- [What you need to do] Once you have read the listing, output it exactly and completely.

═════ Task material ═════

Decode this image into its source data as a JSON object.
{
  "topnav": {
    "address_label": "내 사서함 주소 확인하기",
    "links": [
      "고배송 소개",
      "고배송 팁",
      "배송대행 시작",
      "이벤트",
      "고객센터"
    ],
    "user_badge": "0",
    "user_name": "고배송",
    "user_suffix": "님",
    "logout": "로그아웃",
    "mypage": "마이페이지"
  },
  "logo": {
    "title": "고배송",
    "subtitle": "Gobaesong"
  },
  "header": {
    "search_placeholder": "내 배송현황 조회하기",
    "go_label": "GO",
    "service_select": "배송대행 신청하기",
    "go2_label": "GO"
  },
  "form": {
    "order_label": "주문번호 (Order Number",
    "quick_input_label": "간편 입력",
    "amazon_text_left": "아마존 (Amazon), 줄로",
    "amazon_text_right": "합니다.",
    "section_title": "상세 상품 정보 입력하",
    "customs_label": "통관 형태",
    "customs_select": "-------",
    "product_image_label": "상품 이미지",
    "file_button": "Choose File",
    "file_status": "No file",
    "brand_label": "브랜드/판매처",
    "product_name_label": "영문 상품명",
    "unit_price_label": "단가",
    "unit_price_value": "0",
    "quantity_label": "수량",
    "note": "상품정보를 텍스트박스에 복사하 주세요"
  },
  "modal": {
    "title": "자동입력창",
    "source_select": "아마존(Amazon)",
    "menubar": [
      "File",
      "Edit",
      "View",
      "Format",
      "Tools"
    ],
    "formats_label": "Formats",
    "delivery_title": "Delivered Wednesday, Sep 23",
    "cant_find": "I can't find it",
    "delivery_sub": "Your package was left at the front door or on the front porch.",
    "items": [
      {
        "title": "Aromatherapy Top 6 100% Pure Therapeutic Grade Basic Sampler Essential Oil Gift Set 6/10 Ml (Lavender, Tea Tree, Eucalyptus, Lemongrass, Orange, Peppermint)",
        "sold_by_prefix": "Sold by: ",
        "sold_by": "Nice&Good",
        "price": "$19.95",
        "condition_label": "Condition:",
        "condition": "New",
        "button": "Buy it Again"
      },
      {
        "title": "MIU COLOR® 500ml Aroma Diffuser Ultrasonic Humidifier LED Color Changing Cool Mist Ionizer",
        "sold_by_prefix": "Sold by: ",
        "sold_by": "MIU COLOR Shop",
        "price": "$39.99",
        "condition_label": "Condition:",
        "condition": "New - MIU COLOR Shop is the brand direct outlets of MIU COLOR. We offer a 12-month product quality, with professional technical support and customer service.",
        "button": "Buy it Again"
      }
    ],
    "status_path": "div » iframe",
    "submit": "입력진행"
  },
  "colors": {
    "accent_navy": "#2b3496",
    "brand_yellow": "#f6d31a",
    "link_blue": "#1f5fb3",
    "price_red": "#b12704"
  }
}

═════

- [Response area]
Decode this image into its source data as a JSON object.
{
  "topnav": {
    "address_label": "내 사서함 주소 확인하기",
    "links": [
      "고배송 소개",
      "고배송 팁",
      "배송대행 시작",
      "이벤트",
      "고객센터"
    ],
    "user_badge": "0",
    "user_name": "고배송",
    "user_suffix": "님",
    "logout": "로그아웃",
    "mypage": "마이페이지"
  },
  "logo": {
    "title": "고배송",
    "subtitle": "Gobaesong"
  },
  "header": {
    "search_placeholder": "내 배송현황 조회하기",
    "go_label": "GO",
    "service_select": "배송대행 신청하기",
    "go2_label": "GO"
  },
  "form": {
    "order_label": "주문번호 (Order Number",
    "quick_input_label": "간편 입력",
    "amazon_text_left": "아마존 (Amazon), 줄로",
    "amazon_text_right": "합니다.",
    "section_title": "상세 상품 정보 입력하",
    "customs_label": "통관 형태",
    "customs_select": "-------",
    "product_image_label": "상품 이미지",
    "file_button": "Choose File",
    "file_status": "No file",
    "brand_label": "브랜드/판매처",
    "product_name_label": "영문 상품명",
    "unit_price_label": "단가",
    "unit_price_value": "0",
    "quantity_label": "수량",
    "note": "상품정보를 텍스트박스에 복사하 주세요"
  },
  "modal": {
    "title": "자동입력창",
    "source_select": "아마존(Amazon)",
    "menubar": [
      "File",
      "Edit",
      "View",
      "Format",
      "Tools"
    ],
    "formats_label": "Formats",
    "delivery_title": "Delivered Wednesday, Sep 23",
    "cant_find": "I can't find it",
    "delivery_sub": "Your package was left at the front door or on the front porch.",
    "items": [
      {
        "title": "Aromatherapy Top 6 100% Pure Therapeutic Grade Basic Sampler Essential Oil Gift Set 6/10 Ml (Lavender, Tea Tree, Eucalyptus, Lemongrass, Orange, Peppermint)",
        "sold_by_prefix": "Sold by: ",
        "sold_by": "Nice&Good",
        "price": "$19.95",
        "condition_label": "Condition:",
        "condition": "New",
        "button": "Buy it Again"
      },
      {
        "title": "MIU COLOR® 500ml Aroma Diffuser Ultrasonic Humidifier LED Color Changing Cool Mist Ionizer",
        "sold_by_prefix": "Sold by: ",
        "sold_by": "MIU COLOR Shop",
        "price": "$39.99",
        "condition_label": "Condition:",
        "condition": "New - MIU COLOR Shop is the brand direct outlets of MIU COLOR. We offer a 12-month product quality, with professional technical support and customer service.",
        "button": "Buy it Again"
      }
    ],
    "status_path": "div » iframe",
    "submit": "입력진행"
  },
  "colors": {
    "accent_navy": "#2b3496",
    "brand_yellow": "#f6d31a",
    "link_blue": "#1f5fb3",
    "price_red": "#b12704"
  }
}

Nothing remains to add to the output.